Work-Life Balance vs. Work-Life Integration

Figuring out how to structure and maintain your professional and personal lives is tough. In the days of yore when most of us worked blue collar jobs with clearly delineated tasks and a regular eight hour shift it was a bit easier. That's not to say the work was easy (it usually wasn't) but at least there wasn't much of a question about what to do when you got there or much of an expectation that you'd be taking work home with you. Work has gotten decidedly more complex since that time.

If you're a typical knowledge worker you're likely faced with multiple forces that make your personal and professional lives come into conflict. The ubiquity of the smartphone and the constant stream of information, requests for your attention, and the expectation to be available can make work seem like the primary factor in our lives.

Work-Life Balance

One way to approach this conundrum is through the metaphor of balance. Like a seesaw with Your Professional Life on one end and Your Personal Life on the other, you try to make adjustments to each sector of your life in order to keep the seesaw balanced. This approach, work-life balance, places an emphasis on creating distinct lines between your life and your work and not allowing them to bleed into each other. By keeping them as separate as possible the idea is that you can spend the time away from work fully engaged with your family or hobbies and the time at work completely dialed into your job.
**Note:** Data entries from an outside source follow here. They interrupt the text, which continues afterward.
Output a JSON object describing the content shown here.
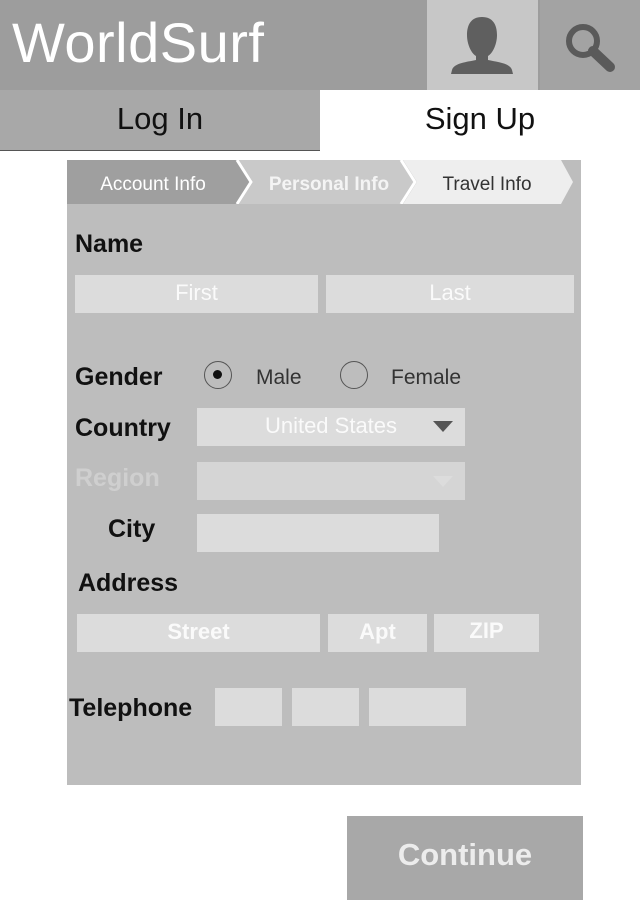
{
  "app": {
    "title": "WorldSurf"
  },
  "header": {
    "profile_icon": "person-icon",
    "search_icon": "search-icon"
  },
  "tabs": [
    {
      "label": "Log In",
      "active": false
    },
    {
      "label": "Sign Up",
      "active": true
    }
  ],
  "steps": [
    {
      "label": "Account Info",
      "state": "done"
    },
    {
      "label": "Personal Info",
      "state": "current"
    },
    {
      "label": "Travel Info",
      "state": "upcoming"
    }
  ],
  "form": {
    "name": {
      "label": "Name",
      "first_placeholder": "First",
      "last_placeholder": "Last"
    },
    "gender": {
      "label": "Gender",
      "options": [
        {
          "label": "Male",
          "selected": true
        },
        {
          "label": "Female",
          "selected": false
        }
      ]
    },
    "country": {
      "label": "Country",
      "value": "United States"
    },
    "region": {
      "label": "Region",
      "value": "",
      "disabled": true
    },
    "city": {
      "label": "City",
      "value": ""
    },
    "address": {
      "label": "Address",
      "street_placeholder": "Street",
      "apt_placeholder": "Apt",
      "zip_placeholder": "ZIP"
    },
    "telephone": {
      "label": "Telephone"
    }
  },
  "continue_label": "Continue",
  "colors": {
    "header_bg": "#9d9d9d",
    "panel_bg": "#bdbdbd",
    "field_bg": "#dcdcdc",
    "step_done": "#9f9f9f",
    "step_current": "#c9c9c9",
    "step_upcoming": "#eeeeee"
  }
}
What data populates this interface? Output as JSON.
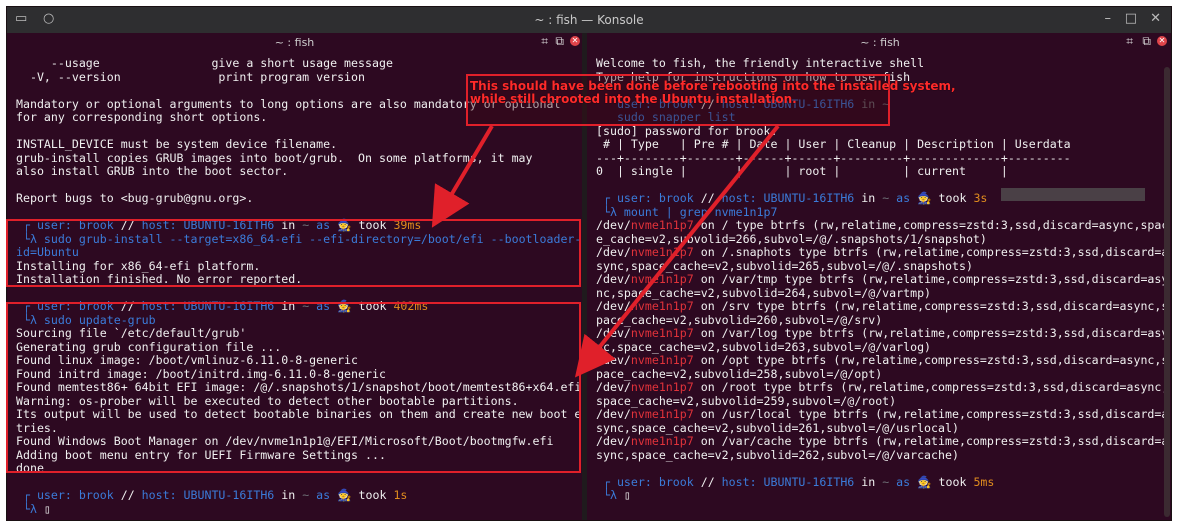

In practice, work-life balance often leaves a lot to be desired. For many, it's a framework for burnout because instead of removing items from both sides of the seesaw in order to keep it level they instead are constantly adding to both sides. The result is an unsustainable pace of life that ultimately leaves one side, work or personal, being overshadowed by the other. Additionally, the increase in remote work, mobile communication technology, and globalization means that work never really has to end. In a world that's constantly "on" it can be tough to keep work and personal life truly balanced.

Work-Life Integration

Another school of thought is that we shouldn't strive for balance between our work and personal lives, but for integration. Work-life integration argues that it's futile to try to separate areas of our lives into separate domains when we only get one life and can only be in one place (physically and mentally) at a time. Instead of trying to respond to others' expectations and balancing out our commitments to work and life, they argue we should start from an internal perspective and identify the values and goals that will allow us to create the type of integrated life we want to live.

In practice, work-life integration often ends up very heavy on the work component of the equation. When there are no lines between professional and personal life it can be a slippery slope toward being chained to your email during vacation, sneaking peeks at your phone during family time, and never creating a chance to rejuvenate. Doing work-life integration well requires an extremely high level of self-awareness, self-knowledge, and a willingness to reflect on how things are going and make changes if problems are beginning to emerge.

Which Is Best?

As an independent worker myself there are elements of both philosophies that I really like. In the work-life balance camp I really try to not let my work interfere with my personal life when it comes to spending time with loved ones and being present with them during non-work time. I like to do a shut down routine at the end of my work day that signifies I'm finished with work for the day, even though my office is in my house and it's easy for me to just bop over to my computer and keep working if I want to. I like creating a clear line between my work day and my free time whenever possible.

On the other hand, there are components of the work-life integration approach that really appeal to me as well. One way I fall into this camp is by keeping only one calendar that mixes personal and professional commitments. Since I can only be in one place at one time I think it makes sense to keep one calendar. If I were to maintain separate Personal and Work calendars I'd be much more likely to schedule conflicting activities. Another work-life integration idea that I fully endorse is the commitment to creating a job for myself where I'm able to utilize my strengths, apply my values, and where I can feel like what I do for a living is directly supportive of what I believe in as a person. With a work-life integration mindset I bring more of myself to my work every day than I might if I was always trying to keep distinct lines between who I am in my personal life and who I am in my professional life.

My experience leaves me with the conclusion that both a strict work-life balance and a strict work-life integration approaches are wrong. Instead, I'm doing my best to figure out which components of each philosophy I can mix together into my own life.

Every month I send out my best ideas to the Workologist Newsletter subscribers. You can sign up for it here and as a thank you you'll receive a copy of my e-book, Work Better.

Photo by takasuii